  • Andy (JADAA)

    Thanks for quoting Parshall and Tully. Their scholarship is impeccable and are testimony to the power of the exceptional amateur historian. “Sword” shall stand as a pillar of Midway scholarship for a long time to come and inspiration to others who are outside academia.

    Looking forward to more. Are you going to cover the “lessons learned” from actions of the various combatant, vessel, air wing and squadron commanders?


  • I can confirm there a few more post queued up 😉
    – SJS

  • John T. Kuehn

    Parshall and Tully are great. Enjoyed the shot of Stennis passing over the old battle ground. We did the same on JCS in January 2000 norpac transit, holding a burial at sea for two WW II vets near the site where Kido Butai met its fiery end.

    John T. Kuehn
    CDR USN (ret)

  • Donald Parks

    “The Battle of the Coral Sea was a strategic victory for the United States, the first time in the Pacific war Japanese forces had been thwarted from taking their objective. Tactically, however, the Japanese had won, sinking more than twice the tonnage they had lost. But the tide of the war was beginning to turn. And the real test of what the losses meant to both sides in the Coral Sea would come a month later at Midway.”

    The characterization that the Coral Sea was a tactical victory for the Japanese based on ‘tonnage lost’ missrepresents the importance of Coral Sea relative to the Midway action. Since TF17 knocked Carrier Division 5 from the Midway order of battle due to ship damage (Shokaku) and plane/crew losses (46 strike planes), Nagumo was forced to give battle at Midway only on the basis of parity.

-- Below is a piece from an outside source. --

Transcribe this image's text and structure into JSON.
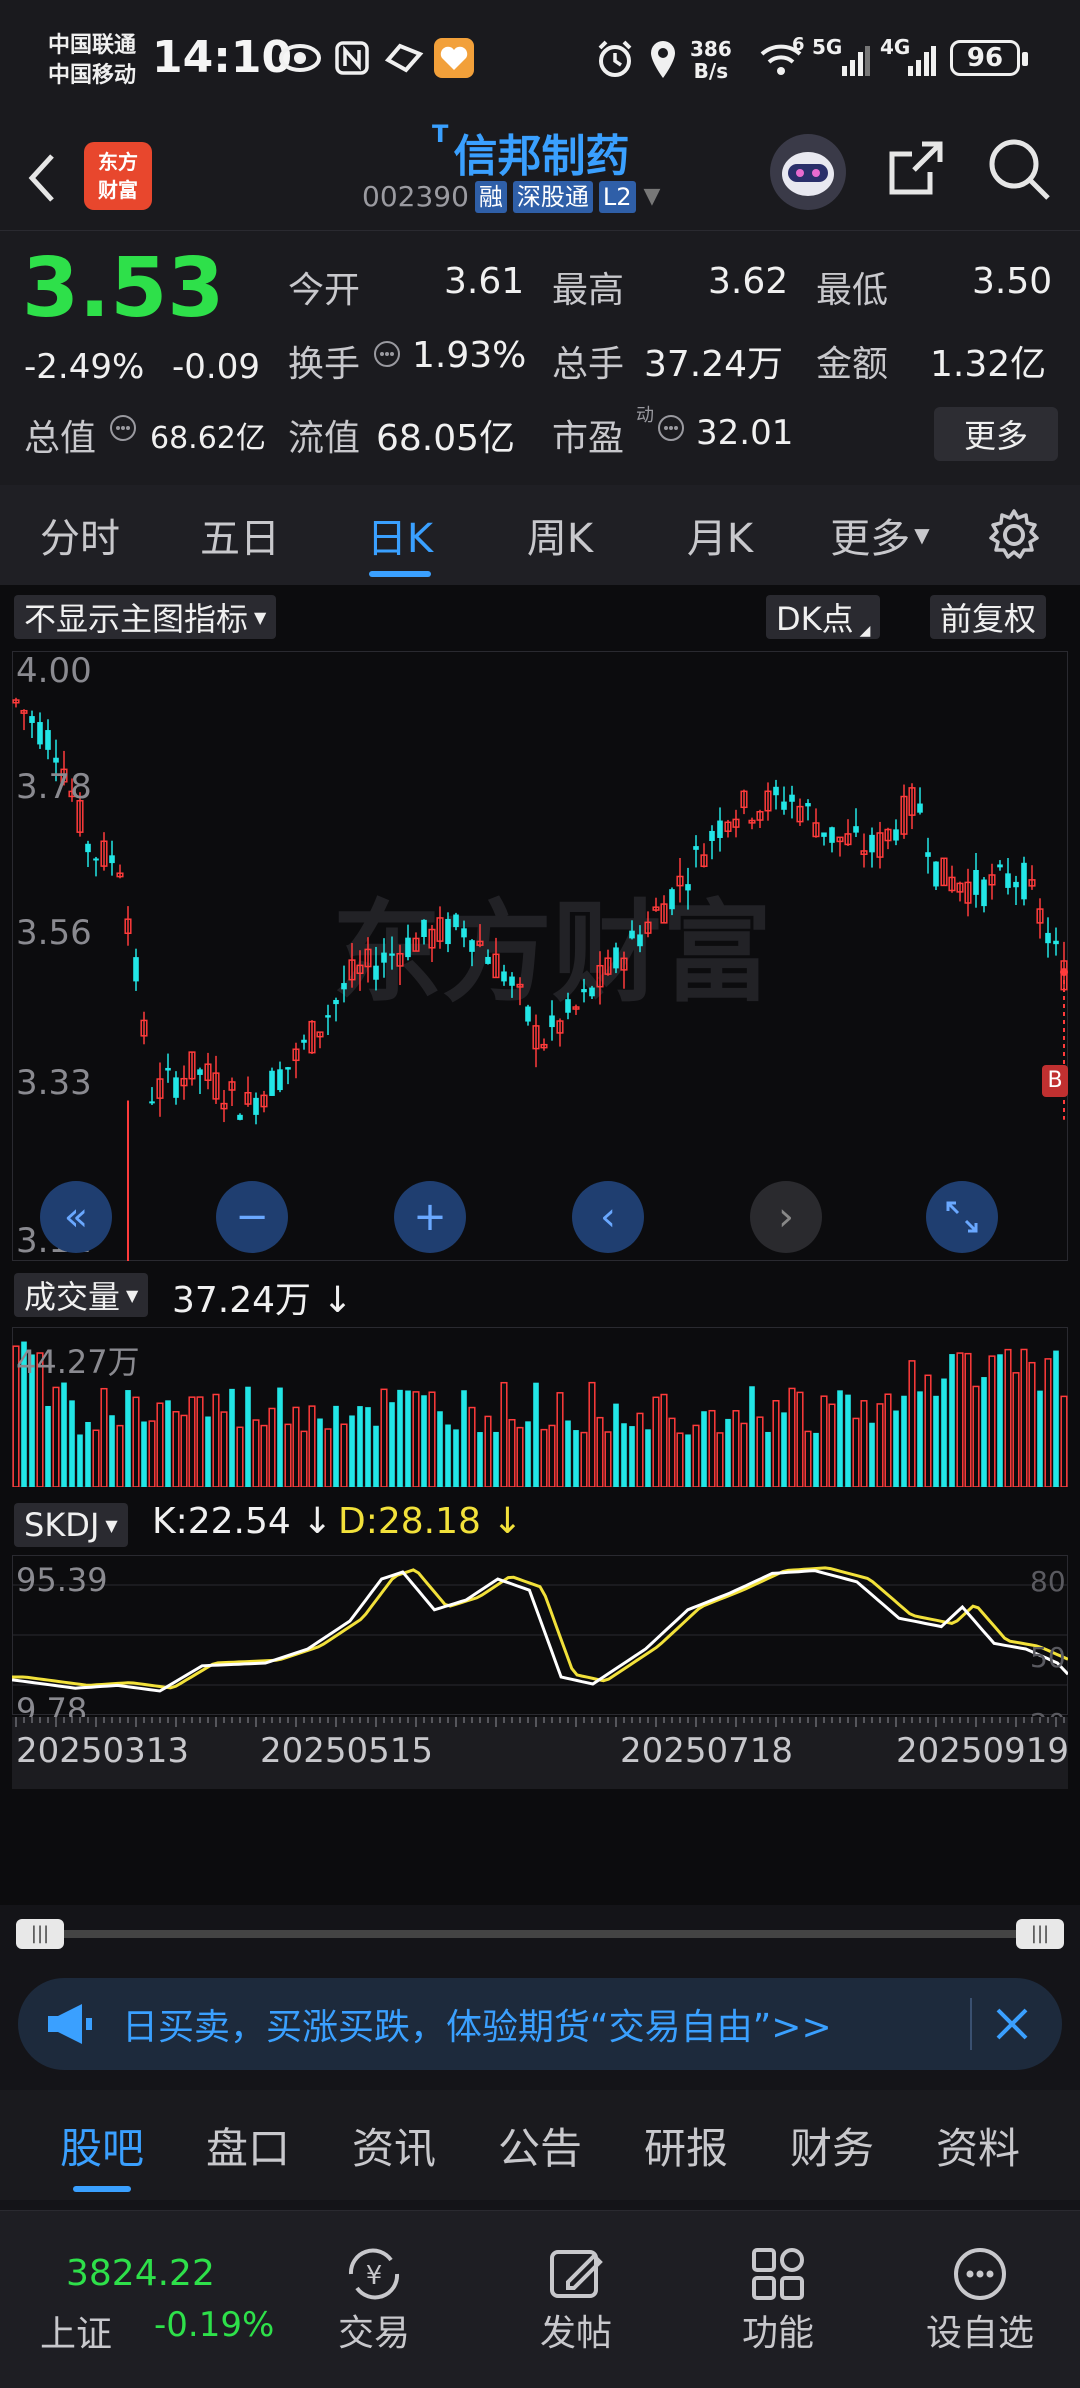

Without a clear superiority at the point of contact, the potential outcome of a carrier exchange at Midway was much risker for the Japanese than would have been the case had Carrier Division 5 been present. I believe that the Coral Sea action ought to be regarded as a tactical victory for the U.S. Navy.